    • Psychologists do not rely on people’s opinion
    • Answer research questions or test hypotheses through a variety of methods.
  • 6. Analyze Results (looking for patterns or relationships in the evidence)
    • What the findings mean
    • Have to figure out how to interpret the reaction
    • Psychologists collect a great deal more data than needed
    • Look for patterns and relationships in the data
    • They must decide which data support their hypothesis and which data do not.
    Section 1: Conducting Research
  • 7. Draw a conclusion (determining whether the findings support the hypothesis and adjusting it if they do not)
    • They draw conclusions about their questions and their hypotheses
    • When observations do not support hypotheses they often change the theories or beliefs from which the hypotheses were derived
    • Psychologists need to keep an open mind
    • Be willing to adjust or modify their hypotheses if their findings make it necessary to do so
  • 8. Replication
    • Findings may represent a random occurrence
    • For a study to be confirmed it must be replicated (repeated) to show the same results
    • If the studies are repeated and obtain different results, the findings of the first study are questioned
    • It is important to study both males and females if the goal is to make generalizations about all members of the species.
  • 9. Does this lead to new questions?
    • Whether the findings of the research study support or contradict the hypothesis, they are likely to lead to new research questions.
    • Once new questions are asked, the process begins all over again.
  • 10.  
  • 11. Question: Why are proper sampling techniques important?
    • Surveys are taken to find out about people’s attitudes and behaviors directly.
    • Two survey methods—written questionnaires and interviewing
    • The findings of interviews and questionnaires are not completely accurate.
      • People may not answer honestly about their attitudes or behavior
    Section 2: Surveys, Samples, and Populations
  • 12. Populations and Samples
    • Must decide what group or groups of people they wish to examine and how they will be selected.
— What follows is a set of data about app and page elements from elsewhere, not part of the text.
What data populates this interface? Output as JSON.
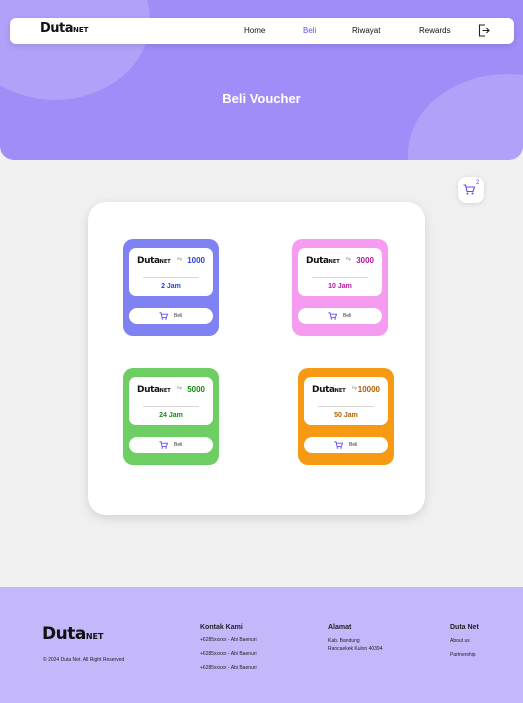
{
  "brand": {
    "logo": "Duta",
    "logo_sub": "NET"
  },
  "nav": {
    "items": [
      {
        "label": "Home"
      },
      {
        "label": "Beli"
      },
      {
        "label": "Riwayat"
      },
      {
        "label": "Rewards"
      }
    ],
    "active": "Beli",
    "logout_icon": "logout-icon"
  },
  "hero": {
    "title": "Beli Voucher"
  },
  "cart": {
    "count": "2",
    "icon": "cart-icon"
  },
  "vouchers": [
    {
      "currency": "Rp",
      "price": "1000",
      "duration": "2 Jam",
      "buy_label": "Beli",
      "color": "#7f82f3",
      "accent": "#2b3fd6"
    },
    {
      "currency": "Rp",
      "price": "3000",
      "duration": "10 Jam",
      "buy_label": "Beli",
      "color": "#f59cf0",
      "accent": "#b3179e"
    },
    {
      "currency": "Rp",
      "price": "5000",
      "duration": "24 Jam",
      "buy_label": "Beli",
      "color": "#6cce63",
      "accent": "#178a17"
    },
    {
      "currency": "Rp",
      "price": "10000",
      "duration": "50 Jam",
      "buy_label": "Beli",
      "color": "#f59a12",
      "accent": "#b35f00"
    }
  ],
  "footer": {
    "copyright": "© 2024 Duta Net. All Right Reserved",
    "contact": {
      "heading": "Kontak Kami",
      "items": [
        "+6285xxxxx - Abi Baenuri",
        "+6285xxxxx - Abi Baenuri",
        "+6285xxxxx - Abi Baenuri"
      ]
    },
    "address": {
      "heading": "Alamat",
      "lines": [
        "Kab. Bandung",
        "Rancaekek Kulon 40394"
      ]
    },
    "company": {
      "heading": "Duta Net",
      "links": [
        "About us",
        "Partnership"
      ]
    }
  },
  "colors": {
    "primary": "#a18cf8",
    "footer": "#c4b8fb",
    "accent": "#6a4bf0"
  }
}
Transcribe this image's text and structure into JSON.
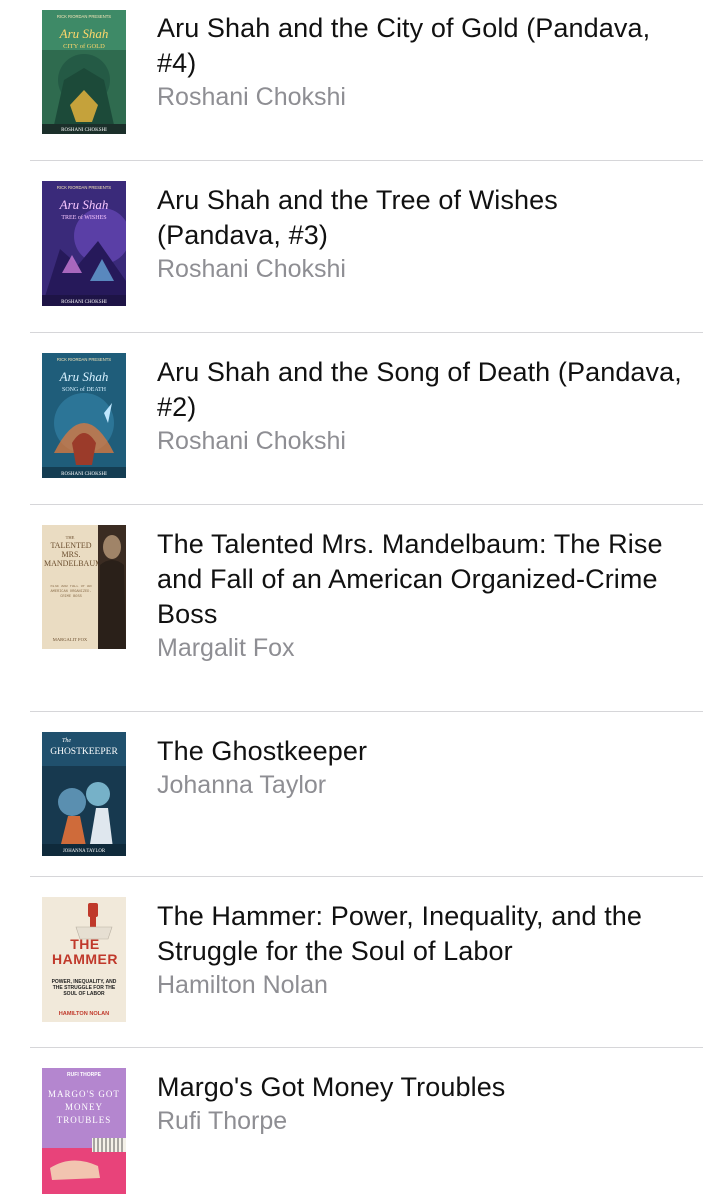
{
  "books": [
    {
      "title": "Aru Shah and the City of Gold (Pandava, #4)",
      "author": "Roshani Chokshi",
      "cover": {
        "icon": "book-cover-aru-shah-city-of-gold",
        "bg": "#2f6b4f",
        "accent": "#e3b23c",
        "top": "RICK RIORDAN PRESENTS",
        "title": "Aru Shah",
        "subtitle": "CITY of GOLD",
        "byline": "ROSHANI CHOKSHI"
      }
    },
    {
      "title": "Aru Shah and the Tree of Wishes (Pandava, #3)",
      "author": "Roshani Chokshi",
      "cover": {
        "icon": "book-cover-aru-shah-tree-of-wishes",
        "bg": "#3a2a7a",
        "accent": "#c97bd6",
        "top": "RICK RIORDAN PRESENTS",
        "title": "Aru Shah",
        "subtitle": "TREE of WISHES",
        "byline": "ROSHANI CHOKSHI"
      }
    },
    {
      "title": "Aru Shah and the Song of Death (Pandava, #2)",
      "author": "Roshani Chokshi",
      "cover": {
        "icon": "book-cover-aru-shah-song-of-death",
        "bg": "#1f5d7a",
        "accent": "#e07a3c",
        "top": "RICK RIORDAN PRESENTS",
        "title": "Aru Shah",
        "subtitle": "SONG of DEATH",
        "byline": "ROSHANI CHOKSHI"
      }
    },
    {
      "title": "The Talented Mrs. Mandelbaum: The Rise and Fall of an American Organized-Crime Boss",
      "author": "Margalit Fox",
      "cover": {
        "icon": "book-cover-talented-mrs-mandelbaum",
        "bg": "#eadcc2",
        "accent": "#6b4e2e",
        "top": "THE",
        "title": "TALENTED MRS. MANDELBAUM",
        "subtitle": "RISE AND FALL OF AN AMERICAN ORGANIZED-CRIME BOSS",
        "byline": "MARGALIT FOX"
      }
    },
    {
      "title": "The Ghostkeeper",
      "author": "Johanna Taylor",
      "cover": {
        "icon": "book-cover-ghostkeeper",
        "bg": "#17394f",
        "accent": "#8fd0e6",
        "top": "The",
        "title": "GHOSTKEEPER",
        "subtitle": "",
        "byline": "JOHANNA TAYLOR"
      }
    },
    {
      "title": "The Hammer: Power, Inequality, and the Struggle for the Soul of Labor",
      "author": "Hamilton Nolan",
      "cover": {
        "icon": "book-cover-the-hammer",
        "bg": "#f1e9da",
        "accent": "#c0392b",
        "top": "",
        "title": "THE HAMMER",
        "subtitle": "POWER, INEQUALITY, AND THE STRUGGLE FOR THE SOUL OF LABOR",
        "byline": "HAMILTON NOLAN"
      }
    },
    {
      "title": "Margo's Got Money Troubles",
      "author": "Rufi Thorpe",
      "cover": {
        "icon": "book-cover-margos-got-money-troubles",
        "bg": "#b486cf",
        "accent": "#e8437a",
        "top": "RUFI THORPE",
        "title": "MARGO'S GOT MONEY TROUBLES",
        "subtitle": "",
        "byline": ""
      }
    }
  ]
}
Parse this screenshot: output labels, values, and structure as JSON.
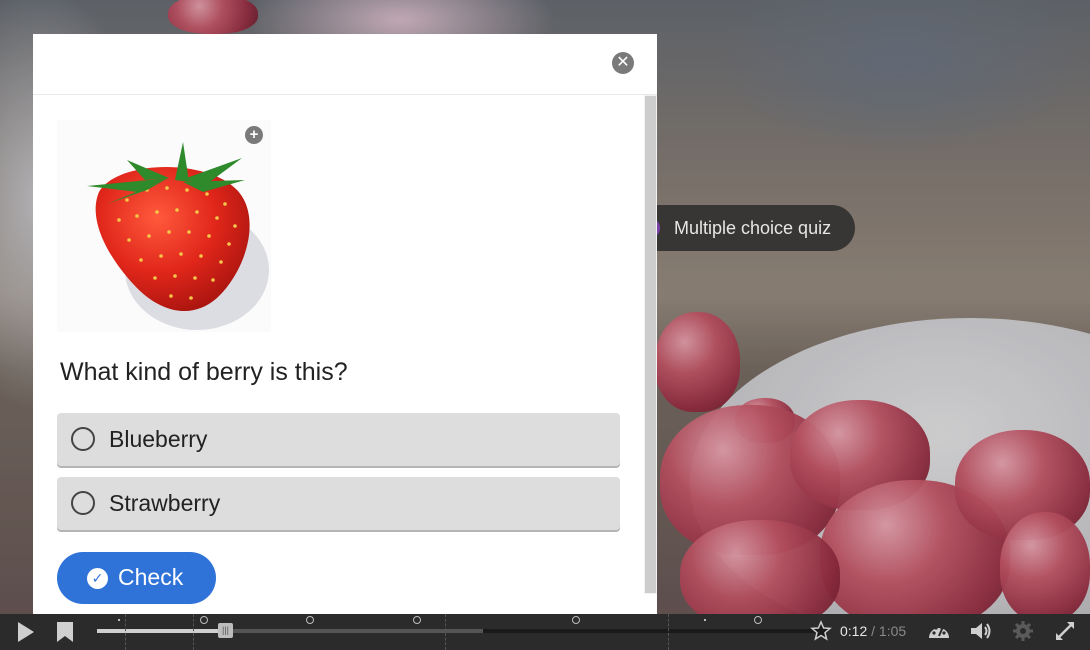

    • Target population—is the whole group you want to study or describe.
    • Researchers study a sample of the target population
  • 13. Selecting Samples
    • Samples must be selected scientifically to ensure that the samples accurately represent the populations they are supposed to represent.
    • Random Sample—individuals are selected by chance from the target population
    • Stratified sample—subgroups in the population are represented proportionally in the sample.
    • A random sample of 1,000 to 1,500 people will usually represent the general American population reasonably well.
  • 14. Generalizing Results
    • Researchers do not use a sample that represents an entire population
    • Researchers want to know about only one group within the population
    • Researchers are cautious about generalizing their findings to groups other than those from which their samples were drawn
    • Researchers cannot learn about the preferences of all people by studying only one group of people, such as men.
    • The gender of the individuals in the sample is not the only characteristic that researchers must take into account.
  • 15. Volunteer Bias
    • Researchers have little control over who responds to surveys or participates in research studies.
    • They cannot force people to complete the questionnaires.
    • Bias—a predisposition to a certain point of view.
    • People who volunteer to participate in studies often bring with them a volunteer bias.
    • They often have a different outlook from people who do not volunteer for research studies.
    • Volunteers may: be more interested, have more spare time.
    • Depending on what the study is about, any or all of the factors could skew the results.